Pheasant season opened yesterday, with a one-rooster daily limit in place until tomorrow, when we enter the two-bird “bonus round” for the remainder of the season.

Weather conditions are the diametric opposite from second opener of the duck season last weekend—the best duck hunting weather in recent memory. Snowy, blowy and generally brutal is angel music for those who love chasing webfeet.

With so much water covering southern Wisconsin, scouting was a common factor in duck hunter success. Whitecaps on sheet water with mallards pitchin’ in is heaven on earth.

Ideal weather for pheasant hunting is frost just beginning to melt off the pumpkin with a light breeze under a sunny sky with most crops already out of the fields.

This year, “they’re hiding in the fields” is a corny—but accurate—excuse. Being the first one in the horde to harvest a rooster ranch ringneck from Poynette on the Public Hunting Grounds is hardly a feat worth crowing about.

The “golden triangle” of Rock, Green and Dane counties offers the best pheasant hunting in the state because a plethora of ideal habitat on the PHGs is the release site for about 75,000 ringnecks this fall.

DNR wildlife manager Jason Cotter said about 6,000 roosters were stocked over more than 14,500 acres of public hunting areas prior to yesterday’s opener.

By early this afternoon, the wiliest of the first game-farm bird release will be hunkered down a half-mile from the nearest road in the middle of a grassy sea between Evansville and Footville. A savvy hunting dog is key to stumbling out of the field with a rooster in the gamebag.

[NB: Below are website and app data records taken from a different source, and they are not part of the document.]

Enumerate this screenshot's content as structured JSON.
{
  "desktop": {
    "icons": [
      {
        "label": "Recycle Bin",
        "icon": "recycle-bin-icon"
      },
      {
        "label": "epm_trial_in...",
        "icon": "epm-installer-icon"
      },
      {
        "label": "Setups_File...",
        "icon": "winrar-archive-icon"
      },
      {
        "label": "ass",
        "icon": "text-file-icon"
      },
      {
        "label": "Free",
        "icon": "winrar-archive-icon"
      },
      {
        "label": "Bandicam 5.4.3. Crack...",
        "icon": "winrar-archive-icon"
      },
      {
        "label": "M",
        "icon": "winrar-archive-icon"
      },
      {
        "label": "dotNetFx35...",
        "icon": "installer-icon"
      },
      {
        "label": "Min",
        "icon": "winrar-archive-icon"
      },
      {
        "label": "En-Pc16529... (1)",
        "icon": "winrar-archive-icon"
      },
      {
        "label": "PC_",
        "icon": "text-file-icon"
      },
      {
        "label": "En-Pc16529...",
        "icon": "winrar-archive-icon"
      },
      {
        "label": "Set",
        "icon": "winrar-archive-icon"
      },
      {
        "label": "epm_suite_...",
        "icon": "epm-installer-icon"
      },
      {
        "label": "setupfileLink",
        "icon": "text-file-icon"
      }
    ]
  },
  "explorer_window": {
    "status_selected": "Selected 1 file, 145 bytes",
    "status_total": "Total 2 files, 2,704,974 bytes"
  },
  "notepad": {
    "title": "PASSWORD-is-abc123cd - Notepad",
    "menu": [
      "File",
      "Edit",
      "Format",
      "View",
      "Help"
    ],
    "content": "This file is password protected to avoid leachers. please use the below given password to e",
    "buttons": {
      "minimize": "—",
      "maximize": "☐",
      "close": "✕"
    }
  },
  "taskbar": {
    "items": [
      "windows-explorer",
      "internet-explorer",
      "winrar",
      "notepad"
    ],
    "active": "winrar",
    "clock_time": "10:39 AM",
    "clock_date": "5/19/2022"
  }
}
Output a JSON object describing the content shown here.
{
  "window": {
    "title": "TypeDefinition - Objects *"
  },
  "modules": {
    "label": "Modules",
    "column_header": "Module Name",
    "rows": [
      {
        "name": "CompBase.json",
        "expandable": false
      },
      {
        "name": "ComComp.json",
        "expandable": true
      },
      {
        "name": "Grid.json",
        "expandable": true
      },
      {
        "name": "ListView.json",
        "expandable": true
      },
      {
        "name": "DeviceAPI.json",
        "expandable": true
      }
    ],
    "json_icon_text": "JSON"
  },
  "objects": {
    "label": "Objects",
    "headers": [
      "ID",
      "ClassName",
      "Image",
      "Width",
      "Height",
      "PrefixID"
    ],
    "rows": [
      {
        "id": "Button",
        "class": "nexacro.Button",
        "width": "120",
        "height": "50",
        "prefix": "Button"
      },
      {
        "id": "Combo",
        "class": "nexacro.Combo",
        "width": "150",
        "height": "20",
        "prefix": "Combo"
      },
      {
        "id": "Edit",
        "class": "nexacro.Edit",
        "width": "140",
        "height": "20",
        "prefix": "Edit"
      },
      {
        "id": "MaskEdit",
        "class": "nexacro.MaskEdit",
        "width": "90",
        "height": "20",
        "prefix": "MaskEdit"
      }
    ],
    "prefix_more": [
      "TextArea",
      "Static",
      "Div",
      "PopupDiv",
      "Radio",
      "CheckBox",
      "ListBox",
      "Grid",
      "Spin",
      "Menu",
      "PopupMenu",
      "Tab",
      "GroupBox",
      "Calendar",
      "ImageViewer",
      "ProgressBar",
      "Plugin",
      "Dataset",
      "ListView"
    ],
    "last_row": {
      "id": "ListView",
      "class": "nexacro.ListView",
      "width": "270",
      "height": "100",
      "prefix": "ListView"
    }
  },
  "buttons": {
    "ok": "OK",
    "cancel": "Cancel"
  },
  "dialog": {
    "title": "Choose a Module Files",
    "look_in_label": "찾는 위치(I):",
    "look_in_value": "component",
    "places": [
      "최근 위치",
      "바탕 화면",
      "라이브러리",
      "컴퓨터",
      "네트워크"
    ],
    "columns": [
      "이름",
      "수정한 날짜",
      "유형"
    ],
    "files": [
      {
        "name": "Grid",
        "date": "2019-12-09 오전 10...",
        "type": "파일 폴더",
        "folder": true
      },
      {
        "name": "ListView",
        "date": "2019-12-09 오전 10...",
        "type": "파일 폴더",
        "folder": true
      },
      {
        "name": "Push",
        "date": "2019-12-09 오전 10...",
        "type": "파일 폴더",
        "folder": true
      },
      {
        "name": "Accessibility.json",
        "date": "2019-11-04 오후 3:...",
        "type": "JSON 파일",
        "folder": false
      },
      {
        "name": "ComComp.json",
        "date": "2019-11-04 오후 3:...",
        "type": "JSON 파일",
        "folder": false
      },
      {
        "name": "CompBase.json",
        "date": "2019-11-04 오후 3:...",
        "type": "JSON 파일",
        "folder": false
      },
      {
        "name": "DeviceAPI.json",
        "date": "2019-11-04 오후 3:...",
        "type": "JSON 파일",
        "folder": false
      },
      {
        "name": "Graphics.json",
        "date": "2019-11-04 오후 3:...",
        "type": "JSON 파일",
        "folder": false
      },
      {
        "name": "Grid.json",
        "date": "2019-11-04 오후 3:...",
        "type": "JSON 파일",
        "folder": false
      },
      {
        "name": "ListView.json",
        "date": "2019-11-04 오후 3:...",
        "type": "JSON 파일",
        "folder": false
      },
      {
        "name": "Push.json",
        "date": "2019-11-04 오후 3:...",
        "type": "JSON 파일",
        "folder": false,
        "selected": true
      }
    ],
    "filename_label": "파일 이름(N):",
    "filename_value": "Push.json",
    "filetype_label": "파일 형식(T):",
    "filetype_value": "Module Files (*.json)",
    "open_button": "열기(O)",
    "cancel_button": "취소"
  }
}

Carrying ballast in the form of a gallon of water and collapsible dish in that gamebag when exiting the vehicle for that long walk is especially important with Native American summer weather ruling the skies overhead.

The perfect gamebag is one of those desert mesh jobs with plenty of blaze orange with elastic loops to hold just four shotgun shells. This is pheasant hunting in Wisconsin for just one bird, not a combat mission.

If the dog does its job, you should return home with at least two shells. Take your time on this late-summer stroll. You can’t outrun the dog or a pheasant. Stop every 20 yards or so once you’re busting through cover. Birds often think flight is the best survival option when footsteps stop.

Lakes might be a better choice

Fishing might be a smarter option this afternoon than a sweaty romp through the swamp. Water temperatures across southern Wisconsin have dropped like a stone since last weekend. Many lakes are close to fall turnover.

When a lake’s surface temperature hovers around 55 degrees in the spring and again in the fall, the cooler water becomes more dense and sinks in the water column to mix with the thermocline and bottom layers in the water column. The result is a dirty, scummy mess for a few days.

Some lakes, like shallow Koshkonong, don’t go through fall turnover. A few days ago, the water temperatures were actually tickling the upper 40s—prime for walleye fishing on perhaps the best lake within a hundred miles of Janesville.

Those with the luxury of retirement, independent wealth or pragmatic priorities might be wise to spend this afternoon doing yard work, putting on storm windows or similar tasks if there is need to appease a life partner.

Complete these “honeydew” projects with the vociferous feigning of angst over a missed opportunity for both you and the faithful Rover on OPENING DAY.

Given prevailing weather and upland habitat conditions, it might be smarter to wait until tomorrow when the “bonus round” kicks in. Better yet, Tuesday afternoon or maybe Wednesday when the pheasant truck from Poynette makes another chicken run—or hunt in the morning and fish in the afternoon.

Life doesn’t get any better than Wisconsin in October.

Ted Peck, a certified Merchant Marine captain, is an outdoors columnist for The Gazette. Email him at